J&K’s legislature has been reduced from bi-cameral to uni-cameral, described by many as the last nail in the coffin. In the new scheme of things, J&K’s assembly would have no powers to enact laws on police and public orders, which fall in the state list under the Indian constitution. The two are the most significant subjects and considered symbols of authority in Jammu and Kashmir which is in the grip of a 30-year-old conflict. These subjects were looked after by state’s home the department, whose minister in-charge would be the chief minister. Under the UT, the J&K chief minister and his cabinet’s position have been weakened further as well. The Lt. Governor will have the last say even in day-to-day matters. The elected regime will have no powers even in matters related to promotion and transfers of officers of the All India Services like IAS, IPS and IFS. All the powers will be exercised by the Centre through its selected Lt. Governor.

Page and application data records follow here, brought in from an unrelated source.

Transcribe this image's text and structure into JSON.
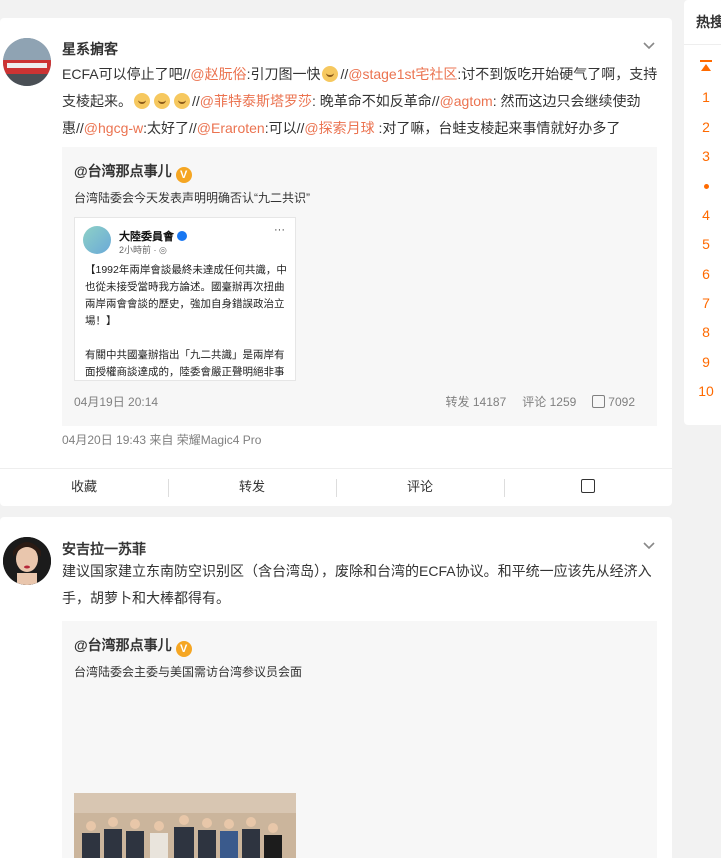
{
  "posts": [
    {
      "username": "星系掮客",
      "text_parts": [
        "ECFA可以停止了吧//",
        "@赵朊俗",
        ":引刀图一快",
        "//",
        "@stage1st宅社区",
        ":讨不到饭吃开始硬气了啊，支持支棱起来。",
        "//",
        "@菲特泰斯塔罗莎",
        ": 晚革命不如反革命//",
        "@agtom",
        ": 然而这边只会继续使劲惠//",
        "@hgcg-w",
        ":太好了//",
        "@Eraroten",
        ":可以//",
        "@探索月球",
        " :对了嘛，台蛙支棱起来事情就好办多了"
      ],
      "repost": {
        "user": "@台湾那点事儿",
        "badge": "V",
        "text": "台湾陆委会今天发表声明明确否认“九二共识”",
        "fb_name": "大陸委員會",
        "fb_time": "2小時前 · ◎",
        "fb_dots": "···",
        "fb_body": "【1992年兩岸會談最終未達成任何共識，中\n也從未接受當時我方論述。國臺辦再次扭曲\n兩岸兩會會談的歷史，強加自身錯誤政治立\n場！】\n\n有關中共國臺辦指出「九二共識」是兩岸有\n面授權商談達成的，陸委會嚴正聲明絕非事\n中共此舉旨是再次混淆臺灣兩岸兩會會談的",
        "date": "04月19日 20:14",
        "repost_label": "转发 14187",
        "comment_label": "评论 1259",
        "like_count": "7092"
      },
      "meta": "04月20日 19:43  来自 荣耀Magic4 Pro",
      "actions": [
        "收藏",
        "转发",
        "评论"
      ]
    },
    {
      "username": "安吉拉一苏菲",
      "text": "建议国家建立东南防空识别区（含台湾岛），废除和台湾的ECFA协议。和平统一应该先从经济入手，胡萝卜和大棒都得有。",
      "repost": {
        "user": "@台湾那点事儿",
        "badge": "V",
        "text": "台湾陆委会主委与美国需访台湾参议员会面"
      }
    }
  ],
  "sidebar": {
    "title": "热搜",
    "numbers": [
      "1",
      "2",
      "3",
      "4",
      "5",
      "6",
      "7",
      "8",
      "9",
      "10"
    ]
  },
  "colors": {
    "accent": "#eb7350",
    "hot": "#ff6a00"
  },
  "icons": [
    "chevron-down-icon",
    "verified-v-icon",
    "like-thumb-icon",
    "pin-top-icon"
  ]
}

“J&K’s transition to a UT means that it will have no powers of its own and will be directly governed by the parliament and the Center,” says Baba. “This is the ultimate of disempowerment of J&K.”
Besides, the Anti-Corruption Bureau (ACB) would be directly controlled by the Lt. Governor. The move has already triggered fears within the political class that the institution would be used as a weapon by the Centre to rein in J&K political actors. From June 2018, the ACB has raided and served notices to several mainstream politicians and businessman in a drive which many see as the Centre’s tactic to pressurise the mainstream camp to maintain silence over reading down Article 370.
While Kashmiris mourn massacre of J&K, the same development is a source of sadistic pleasure to rest of India. The emotional gulf that exists between you & us couldn’t be any wider. You violated our consent & rights but will never control how we feel. Long live Kashmir inshallah “The LG’s would be the most powerful institution in J&K UT while the chief minister will be like his advisor. He can’t even have a say in the appointment of his principal secretary,” said a senior bureaucrat. “The government of India never respected the decisions taken by J&K assembly, not even the autonomy of the resolution that was passed by the house in 2000 with a two-third majority. Whatever little powers were left now have been taken away,” Hussain adds. J&K will also function without a legislative council which not only acted as an institution to keep checks and balances on the decisions taken by the assembly, but also witnessed fierce debates and discussions in its past six decades of existence. The council stands abolished from October 31. In the UT, the size of the J&K council of ministers has been trimmed to nine from 24, which makes the position of political parties more awkward. According to Sidiq Wahid, a noted political commentator based in Srinagar, J&K has been a “tale of deprivation of democracy.”
Courtesy the Wire..